Both the Gardai and the civil servants in the Department of Justice stonewalled whenever attempts were made to get information on cases that had been inadequately investigated or cases that had gone completely wrong. Stick together lads and say nothing seemed to be the motto.
Since 2007 we have had the Garda Síochána Ombudsman Commission (GSOC), an independent body set up to deal with complaints about the Gardai. But recent events have shown that this never had sufficient resources or powers.
It was adequate to deal with everyday complaints from members of the public or the very few cases of minor corruption among members of the force, but it was never up to the job of thoroughly investigating more serious matters. And it got minimal cooperation from senior Gardai, who seemed to regard it as a nuisance.
In fairness to him, Shatter behaved no differently in backing the Gardai than previous justice ministers, all of whom aligned themselves with the force instead of taking an independent, questioning stance. Being so busy with all his legislation, Shatter in particular had little time for concerns about the Gardai and repeatedly accepted the former commissioner's assurances that everything was okay.
And as we now know, everything was far from being okay.
There is a long list of worrying examples of this -- the Sophie du Plantier murder case, the alleged bugging of the GSOC offices, the taping of phone calls in Garda stations and the writing off of driving penalty points by Gardai being just some that have made headlines.

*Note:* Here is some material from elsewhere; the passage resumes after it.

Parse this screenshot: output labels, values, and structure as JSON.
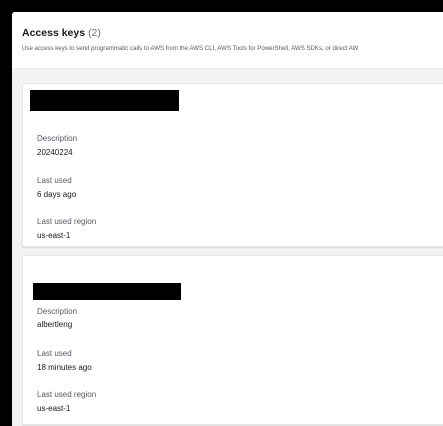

Just as serious are many of the more ordinary cases outlined by the two Garda whistleblowers, a list characterized by incompetence and laziness rather than any kind of corruption.
Most of this stuff predated his arrival as minister. But as it emerged it was his job to deal with it.
Instead of listening to the whistleblowers, Shatter ignored them and then went out of his way to undermine them, which he subsequently had to apologize for in the Dail (Parliament). As we now know, both men have been completely vindicated, and it is clear now that they were motivated only by the failures within the force they could see around them.
Most large organizations develop some group think and inertia over the years. But the Gardai, because of the enormous power they have, have developed serious problems in this regard.
And their masters in the Department of Justice have been even worse, regarding themselves for years as an elite who are way above answering questions. Security has been used as a convenient blanket to cover up.
When Shatter last week read the official report on how the whistleblowers' complaints had been handled he knew he had to resign. It may be true that he had not known the detail of what was involved, but the buck stops at his desk. Those who did know the detail, senior figures in the Department of Justice, are still in place and should be fired if they don't resign.
We need a fresh start as we face into a new era which the new Minister for Justice Frances Fitzgerald says will be much more open and accountable. Most importantly, this will include independent control of the police, including civilian involvement, just as exists in most other western countries. This was already on Shatter's agenda.
To be fair to the Gardai, what we have learned so far about many of the cases raised by the whistleblowers indicates a failure by the Gardai to work hard enough rather than any corruption. Why work when you can get away with being lazy and when there is no outside pressure on you to perform? But this attitude was very much a minority one.
All this needs to be kept in perspective and we need to remember that the Garda record on solving serious crime, like murders, is good and certainly far better than in many places in the U.S., for example.
Most of the Gardai -- and so many of them are young and inexperienced following waves of retirements as the government cut the numbers -- are obliging and courteous and do their best to do their duty. But there are mountains of paperwork.
And there is an overhang of complacency and occasional arrogance that needs to be rooted out. The new minister is going to be busy.